Another curriculum idea would be to rethink time and curriculum [and allow] for grand challenges? Mr. Adams is all for ½ normal curriculum and ½ time for grand projects. (For reference on grand challenges, look at Cal Newport’s How To Be a High School Superstar.) Ms. Howard was a bit more skeptic. She wondered if only a little was worth it and not just a waste. She supported he idea of having grand challenges as a sort of cumulative piece but wondered what the time trade off needed to be.
The cost of reach is being exponentially lowered for social savvy brands.
Between March 8 and 14, the 13 sponsors potentially reached 33,154,224 people via Twitter.
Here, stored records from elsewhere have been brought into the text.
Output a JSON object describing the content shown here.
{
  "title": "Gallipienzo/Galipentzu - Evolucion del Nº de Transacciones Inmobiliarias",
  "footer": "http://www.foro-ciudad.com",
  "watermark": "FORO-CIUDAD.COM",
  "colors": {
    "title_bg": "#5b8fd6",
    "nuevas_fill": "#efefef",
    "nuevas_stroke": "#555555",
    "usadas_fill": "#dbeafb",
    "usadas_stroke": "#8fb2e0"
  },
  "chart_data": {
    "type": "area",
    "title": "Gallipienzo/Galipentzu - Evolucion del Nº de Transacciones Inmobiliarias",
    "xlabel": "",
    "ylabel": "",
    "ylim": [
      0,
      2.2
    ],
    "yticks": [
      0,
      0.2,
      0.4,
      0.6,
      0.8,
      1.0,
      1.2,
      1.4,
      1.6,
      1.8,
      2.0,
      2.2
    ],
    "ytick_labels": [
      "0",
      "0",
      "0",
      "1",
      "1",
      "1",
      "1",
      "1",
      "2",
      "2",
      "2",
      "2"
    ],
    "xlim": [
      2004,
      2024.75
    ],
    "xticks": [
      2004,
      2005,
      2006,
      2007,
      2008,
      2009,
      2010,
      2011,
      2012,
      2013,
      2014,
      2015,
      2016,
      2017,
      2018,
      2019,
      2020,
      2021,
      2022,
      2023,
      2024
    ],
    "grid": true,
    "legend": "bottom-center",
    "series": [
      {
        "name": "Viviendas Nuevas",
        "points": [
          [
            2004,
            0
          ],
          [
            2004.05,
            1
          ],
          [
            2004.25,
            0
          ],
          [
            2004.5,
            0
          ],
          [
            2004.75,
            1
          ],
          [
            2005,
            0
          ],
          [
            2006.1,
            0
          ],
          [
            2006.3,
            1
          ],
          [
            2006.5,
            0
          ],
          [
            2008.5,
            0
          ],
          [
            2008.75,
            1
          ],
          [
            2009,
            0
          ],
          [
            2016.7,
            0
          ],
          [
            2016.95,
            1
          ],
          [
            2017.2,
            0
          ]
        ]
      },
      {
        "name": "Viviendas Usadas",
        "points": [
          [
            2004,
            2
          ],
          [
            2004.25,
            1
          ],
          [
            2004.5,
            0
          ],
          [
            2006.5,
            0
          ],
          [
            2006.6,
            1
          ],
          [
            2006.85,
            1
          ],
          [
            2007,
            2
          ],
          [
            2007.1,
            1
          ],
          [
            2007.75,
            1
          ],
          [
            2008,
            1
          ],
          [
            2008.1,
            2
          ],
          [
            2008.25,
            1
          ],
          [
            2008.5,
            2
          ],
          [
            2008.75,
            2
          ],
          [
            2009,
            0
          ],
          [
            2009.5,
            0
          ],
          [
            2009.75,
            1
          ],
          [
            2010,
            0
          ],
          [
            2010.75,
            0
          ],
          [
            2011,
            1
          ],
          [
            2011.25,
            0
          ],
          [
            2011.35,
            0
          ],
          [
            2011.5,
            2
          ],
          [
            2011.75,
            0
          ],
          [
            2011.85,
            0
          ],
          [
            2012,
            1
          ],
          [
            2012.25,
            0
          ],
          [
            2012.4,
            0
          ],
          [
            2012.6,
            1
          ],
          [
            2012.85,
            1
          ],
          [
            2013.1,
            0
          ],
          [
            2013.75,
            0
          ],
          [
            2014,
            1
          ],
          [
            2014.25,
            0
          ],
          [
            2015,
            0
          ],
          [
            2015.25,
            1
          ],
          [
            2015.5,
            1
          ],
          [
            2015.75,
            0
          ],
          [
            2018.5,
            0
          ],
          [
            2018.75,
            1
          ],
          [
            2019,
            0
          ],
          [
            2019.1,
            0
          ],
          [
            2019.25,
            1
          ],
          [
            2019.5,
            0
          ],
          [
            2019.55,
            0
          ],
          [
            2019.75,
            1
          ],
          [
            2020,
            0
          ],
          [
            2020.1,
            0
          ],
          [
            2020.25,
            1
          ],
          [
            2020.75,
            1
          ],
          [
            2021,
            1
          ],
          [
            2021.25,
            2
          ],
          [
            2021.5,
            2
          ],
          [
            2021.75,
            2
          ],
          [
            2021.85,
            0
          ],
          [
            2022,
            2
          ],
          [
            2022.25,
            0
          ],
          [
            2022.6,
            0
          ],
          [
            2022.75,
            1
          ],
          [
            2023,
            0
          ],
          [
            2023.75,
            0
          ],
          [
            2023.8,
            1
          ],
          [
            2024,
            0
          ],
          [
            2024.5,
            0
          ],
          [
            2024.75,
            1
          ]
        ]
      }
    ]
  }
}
To reach as many people, it would cost an estimated $675,000 through a Times Square billboard and $800,000 through a 30-second commercial during the Grammys.
A small group and time period helps achieve maximum results with big events and social.
Although the vast majority of marketers agree that digital marketing can reduce customer acquisition costs when properly used, existing tools are not providing the leverage needed in a number of key areas, details DataXu [download page] in a March 2012 report. Indeed, just one-quarter of respondents said the software tools they currently use allow them to determine if they are efficiently allocating their digital marketing spend, and only one-third say their tools provide insights into
The bottom line is that an ever connected consumer world where social media is part of the consumer experience with your brand can you afford to let your social media pages unanswered for weekends and holidays ? The answer to that is it depends on just how important you social media page is to the conversion process.
Almost three-quarters of enterprise decision makers report a shift in budgets from traditional advertising to digital in the past year, according to [download page] a March 2012 report from DataXu. These shifts are not minor, either: in fact, about one-third of those say that more than half of their budgets have shifted from traditional to digital marketing, while an additional 23% report between 26% and 50% of their budgets moving to digital. And this trend appears not to be short-lived, as more than 4 in 5 who have seen an internal shift expect it to continue in the next year.
There has been an interesting amount of chatter of late around the concept of “when to lead.” What puzzles me is this statement’s inference there must be a good time to not lead. I couldn’t disagree more – abdication is not a leadership quality, characteristic or trait. Leaders who view their role as a part-time activity will be replaced by those who realize the frivolity of such a belief. When you’re in a leadership role everything you do is on the clock. Whether you realize it or not, everything you do as a leader is leading – the question is whether or not your action or inaction constitutes good or bad leadership.